The need for quality outerwear is something that most of us will consider at some point in our lives. Unfortunately, this often comes only after we’ve been caught in a sudden downpour, resulting in wet shoes, frizzy hair and a no-doubt sour mood. Proper rain gear is an investment worth making, however, and the sooner the better.
Like any other purchase there’s a lot to consider, as nowadays raincoats come in many different styles, lengths and weights to serve a variety of purposes. So whether you’re an outdoor adventurist or simply looking to stay dry and chic as you splash your way through the puddles, there’s something out there to fit your needs.
With so many options to choose from it can be difficult to even know where to begin. The best way to do so is by first acquainting yourself with some of the key terms that you’ll be coming across as you shuffle through product tags or browse online. This will help you to make a more informed purchase.
For example, a plastic poncho may be your most valuable asset when camping in the mountains, while an elegant trench may be more suitable for your commute to the office. That’s why we’ve put together a short “Raincoat 101” buying guide. Because if there’s one thing we know for certain, it’s that life doesn’t stop (or slow down) for a little bit of rain!
A man and woman wearing ponchos in a cloudy forest
Despite their reputation as cheap, ponchos can be the best choice of raingear for many on-the-go activities where packing light is necessary. They’re also great in hot, semitropical climates where something sleeveless, airy and breathable is key. Characteristics of quality ponchos include covered pockets, taped seams, adjustable hoods and thumb loops. So keep an eye out for these features. They’re generally made to reach as far as the knees for maximum dryness, but still compact enough for easy packability.
Classic Rubber Raincoat
A classic rubber raincoat is what typically comes to mind when considering raingear (often pictured as bright yellow). A rubber raincoat is an ideal garment for general walking or standing in a downpour. Rubber raincoats are typically less expensive than cloth varieties, as they let water drip down and away from clothing, while cloth varieties are treated with a waterproofing material to keep rain from soaking into the coat. It’s important to note that rubber raincoats tend to lock in heat, and a more breathable jacket, like a poncho or anorak, is a better choice for physical activities like hiking or biking.
A man wearing a red anorak taking a picture of mountains
An anorak is a waterproof, hooded, pullover jacket, often with distinguishable features that include a front opening (sometimes just a half-zip) and drawstrings at the waist and cuffs. More sporty and practical than other raingear, anoraks have become a go-to coat for those looking to stay active, warm and fashionable (yes, it is possible) in less than desirable weather.

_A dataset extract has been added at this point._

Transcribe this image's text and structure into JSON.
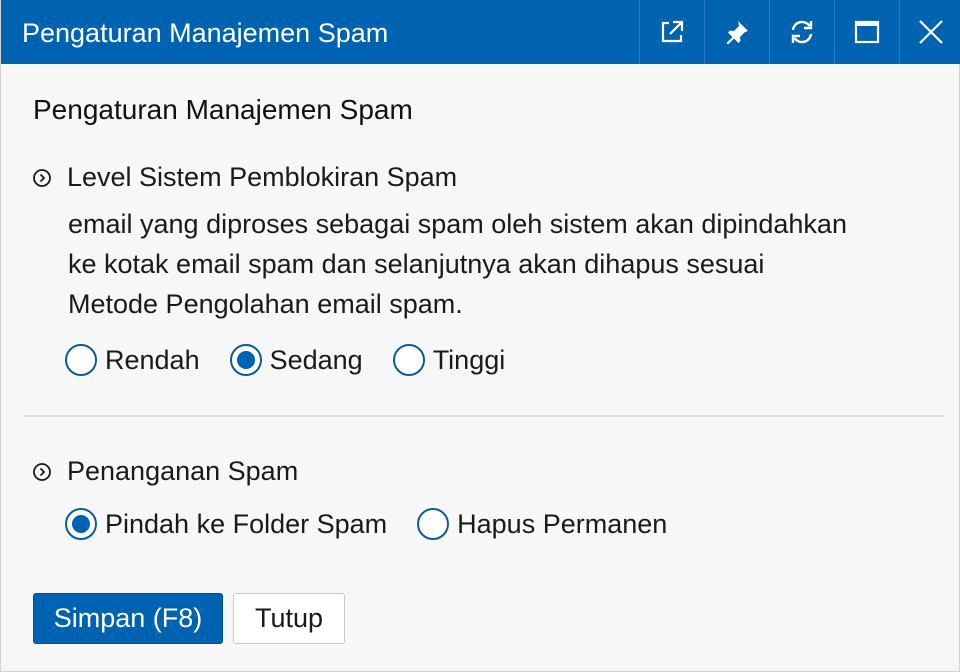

A parka is winter-weight coat with a waterproof finish, typically insulated with a very warm synthetic fiber and lined hood. They’re quite similar in style to anoraks (and often confused as one) but are heavier raincoats well-suited for climates with colder weather that may see a mix of rain, snow and other harsh elements. Although they are not great for physical, outdoor activities, a parka is often trendy enough to easily transition from errands to work.
A woman wearing a trench coat and blue jeans holding a bright green phone in front of a taxi

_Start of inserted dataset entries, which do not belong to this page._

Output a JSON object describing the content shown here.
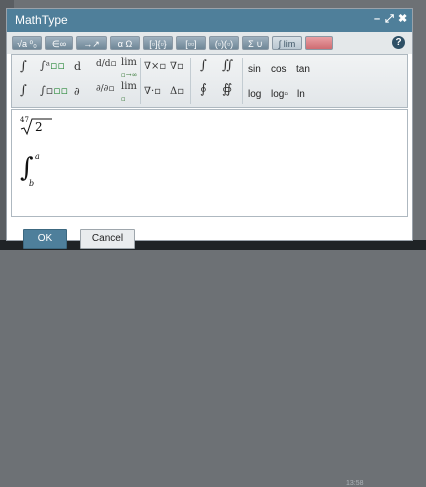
{
  "window": {
    "title": "MathType"
  },
  "controls": {
    "minimize": "–",
    "maximize": "⤢",
    "close": "✖"
  },
  "tabs": [
    {
      "label": "√a ⁰₀"
    },
    {
      "label": "∈∞"
    },
    {
      "label": "→↗"
    },
    {
      "label": "α Ω"
    },
    {
      "label": "[▫]{▫}"
    },
    {
      "label": "[▫▫]"
    },
    {
      "label": "(▫)(▫)"
    },
    {
      "label": "Σ ∪"
    },
    {
      "label": "∫ lim"
    },
    {
      "label": ""
    }
  ],
  "help": "?",
  "palette": {
    "row1": [
      "∫",
      "∫ᵃ",
      "d",
      "d/d▫",
      "lim",
      "∇×▫",
      "∇▫",
      "∫",
      "∬"
    ],
    "row1_sub": {
      "lim_to": "▫→∞",
      "int_bound": "▫",
      "int_ab_lo": "▫",
      "int_ab_hi": "a"
    },
    "row2": [
      "∫",
      "∫▫",
      "∂",
      "∂/∂▫",
      "lim",
      "∇·▫",
      "Δ▫",
      "∮",
      "∯"
    ],
    "row2_sub": {
      "lim_under": "▫"
    },
    "functions_row1": [
      "sin",
      "cos",
      "tan"
    ],
    "functions_row2": [
      "log",
      "log▫",
      "ln"
    ]
  },
  "editor": {
    "root_index": "47",
    "root_radicand": "2",
    "integral_upper": "a",
    "integral_lower": "b"
  },
  "buttons": {
    "ok": "OK",
    "cancel": "Cancel"
  },
  "taskbar": {
    "clock": "13:58"
  }
}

Undoubtedly, the dressiest option for raingear is a trench coat, which can be worn with casual or dress wear. A trench coat is traditionally made of gabardine fabric or a cotton/polyester blend, which is sturdy and dense but still allows for an elegant look. Although they certainly vary, trench coats tend to have a wide collar, stylish buttons and a self-tie belt. Often they do not have hoods, so it may be necessary to tote an umbrella or hat as well.
Things to Consider
As discussed, raincoats are often made for specific activities or environments, so the technical features included will reflect its recommended usage.
A quality raincoat will have a hard outer shell or layer and an inner lining, with the outer layer consisting of a type of waterproof fabric. For colder weather, it’s best to get a raincoat with a fleece lining. For warmer weather, buyers should look for one with a mesh lining or removable lining for versatility.
Raincoats can come in a variety of lengths. Longer raincoat styles block wind better, as they cover the legs, and tend to look more polished. Shorter raincoat styles are preferred by and recommended to more active individuals, as they allow for more freedom and movement.
Hoods can be super beneficial in inclement weather. This is especially true if you’re not open to lugging around an umbrella. Look for adjustable ones that are deep, with draw cords around the opening, and